After this, simply scrounge up a 4″ X 8″ piece of 3/16″ paneling board and cut a 7/8″ X 4″ section off the end of it. Tack the remaining piece (now about 7 1/16″ long) on top of the “frame” rails with some small brads, drill a 1/16″ hole in the 3/16″ X 7/8″ X 4″ piece (so it’s directly behind the large spool when the board is placed at the end of the “frame”), and—after you’ve threaded the string through the hole and tied a small ring onto the end of it—tack this piece in place.
For the finishing touches, fashion a small seat out of a chunk of 2 X 4 so it measures 1 1/2″ X 1 1/2″ X 4″ (but with enough wood cut out to actually form the bottom and back of the seat) and screw this piece securely to the top of the 3/16″ X 4″ X 7 1/16″ board and the frame rails below it using No. 6 X 1″ roundhead screws. (Position the seat just behind the “steering wheel”—which you can now make out of the end of a spool—and glue to the steering column.)
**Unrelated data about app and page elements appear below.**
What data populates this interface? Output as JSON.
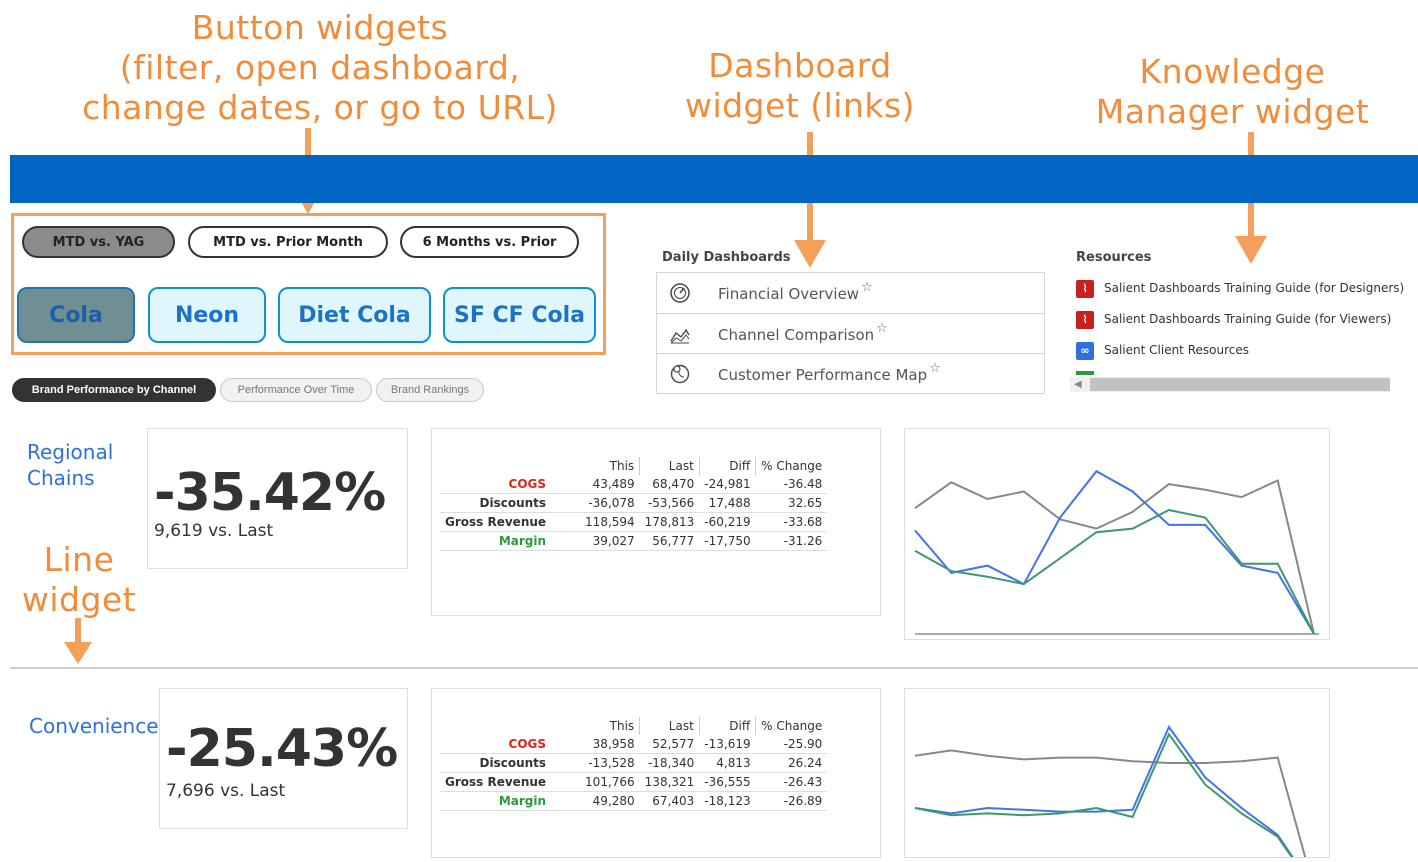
{
  "annotations": {
    "button_widgets": [
      "Button widgets",
      "(filter, open dashboard,",
      "change dates, or go to URL)"
    ],
    "dashboard_widget": [
      "Dashboard",
      "widget (links)"
    ],
    "knowledge_widget": [
      "Knowledge",
      "Manager widget"
    ],
    "line_widget": [
      "Line",
      "widget"
    ]
  },
  "colors": {
    "brand_bar": "#0066c4",
    "callout": "#f28c3a",
    "accent_blue": "#2f6fe0",
    "cogs_red": "#e0231a",
    "margin_green": "#2a9a3a"
  },
  "date_buttons": [
    {
      "label": "MTD vs. YAG",
      "active": true
    },
    {
      "label": "MTD vs. Prior Month",
      "active": false
    },
    {
      "label": "6 Months vs. Prior",
      "active": false
    }
  ],
  "brand_buttons": [
    {
      "label": "Cola",
      "active": true
    },
    {
      "label": "Neon",
      "active": false
    },
    {
      "label": "Diet Cola",
      "active": false
    },
    {
      "label": "SF CF Cola",
      "active": false
    }
  ],
  "tabs": [
    {
      "label": "Brand Performance by Channel",
      "active": true
    },
    {
      "label": "Performance Over Time",
      "active": false
    },
    {
      "label": "Brand Rankings",
      "active": false
    }
  ],
  "daily_dashboards": {
    "title": "Daily Dashboards",
    "items": [
      {
        "label": "Financial Overview",
        "icon": "gauge-icon",
        "star": "☆"
      },
      {
        "label": "Channel Comparison",
        "icon": "area-chart-icon",
        "star": "☆"
      },
      {
        "label": "Customer Performance Map",
        "icon": "globe-pin-icon",
        "star": "☆"
      }
    ]
  },
  "resources": {
    "title": "Resources",
    "items": [
      {
        "label": "Salient Dashboards Training Guide (for Designers)",
        "icon": "pdf-icon"
      },
      {
        "label": "Salient Dashboards Training Guide (for Viewers)",
        "icon": "pdf-icon"
      },
      {
        "label": "Salient Client Resources",
        "icon": "link-icon"
      }
    ]
  },
  "table_headers": [
    "This",
    "Last",
    "Diff",
    "% Change"
  ],
  "sections": [
    {
      "region": [
        "Regional",
        "Chains"
      ],
      "kpi_value": "-35.42%",
      "kpi_sub": "9,619 vs. Last",
      "rows": [
        {
          "label": "COGS",
          "values": [
            "43,489",
            "68,470",
            "-24,981",
            "-36.48"
          ],
          "color": "#e0231a"
        },
        {
          "label": "Discounts",
          "values": [
            "-36,078",
            "-53,566",
            "17,488",
            "32.65"
          ],
          "color": "#333333"
        },
        {
          "label": "Gross Revenue",
          "values": [
            "118,594",
            "178,813",
            "-60,219",
            "-33.68"
          ],
          "color": "#333333"
        },
        {
          "label": "Margin",
          "values": [
            "39,027",
            "56,777",
            "-17,750",
            "-31.26"
          ],
          "color": "#2a9a3a"
        }
      ],
      "chart_data": {
        "type": "line",
        "series": [
          {
            "color": "#888888",
            "values": [
              0.68,
              0.82,
              0.73,
              0.77,
              0.62,
              0.57,
              0.66,
              0.81,
              0.78,
              0.74,
              0.83,
              0.0
            ]
          },
          {
            "color": "#4472ee",
            "values": [
              0.56,
              0.33,
              0.37,
              0.27,
              0.63,
              0.88,
              0.77,
              0.59,
              0.59,
              0.37,
              0.33,
              0.0
            ]
          },
          {
            "color": "#3a9a6a",
            "values": [
              0.45,
              0.34,
              0.31,
              0.27,
              0.41,
              0.55,
              0.57,
              0.67,
              0.63,
              0.38,
              0.38,
              0.0
            ]
          }
        ]
      }
    },
    {
      "region": [
        "Convenience"
      ],
      "kpi_value": "-25.43%",
      "kpi_sub": "7,696 vs. Last",
      "rows": [
        {
          "label": "COGS",
          "values": [
            "38,958",
            "52,577",
            "-13,619",
            "-25.90"
          ],
          "color": "#e0231a"
        },
        {
          "label": "Discounts",
          "values": [
            "-13,528",
            "-18,340",
            "4,813",
            "26.24"
          ],
          "color": "#333333"
        },
        {
          "label": "Gross Revenue",
          "values": [
            "101,766",
            "138,321",
            "-36,555",
            "-26.43"
          ],
          "color": "#333333"
        },
        {
          "label": "Margin",
          "values": [
            "49,280",
            "67,403",
            "-18,123",
            "-26.89"
          ],
          "color": "#2a9a3a"
        }
      ],
      "chart_data": {
        "type": "line",
        "series": [
          {
            "color": "#888888",
            "values": [
              0.74,
              0.77,
              0.74,
              0.72,
              0.73,
              0.73,
              0.71,
              0.7,
              0.7,
              0.71,
              0.73,
              0.0
            ]
          },
          {
            "color": "#4472ee",
            "values": [
              0.45,
              0.42,
              0.45,
              0.44,
              0.43,
              0.43,
              0.44,
              0.9,
              0.62,
              0.45,
              0.3,
              0.0
            ]
          },
          {
            "color": "#3a9a6a",
            "values": [
              0.45,
              0.41,
              0.42,
              0.41,
              0.42,
              0.45,
              0.4,
              0.86,
              0.58,
              0.42,
              0.29,
              0.0
            ]
          }
        ]
      }
    }
  ]
}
Now you’re ready to go. Just hold the car in one hand and pull the ring at its hind end until there’s no more string left to pull. Then put the car down and let ‘er rip! She’ll take off like a scared rabbit. In fact, it’d help to wrap some small rubber bands around the wheels to prevent them from losing traction. You might also notice (as we did) that you can improve the car’s acceleration by using stouter rubber bands on the first two pegs, since these are the car’s “first” and “second” gears.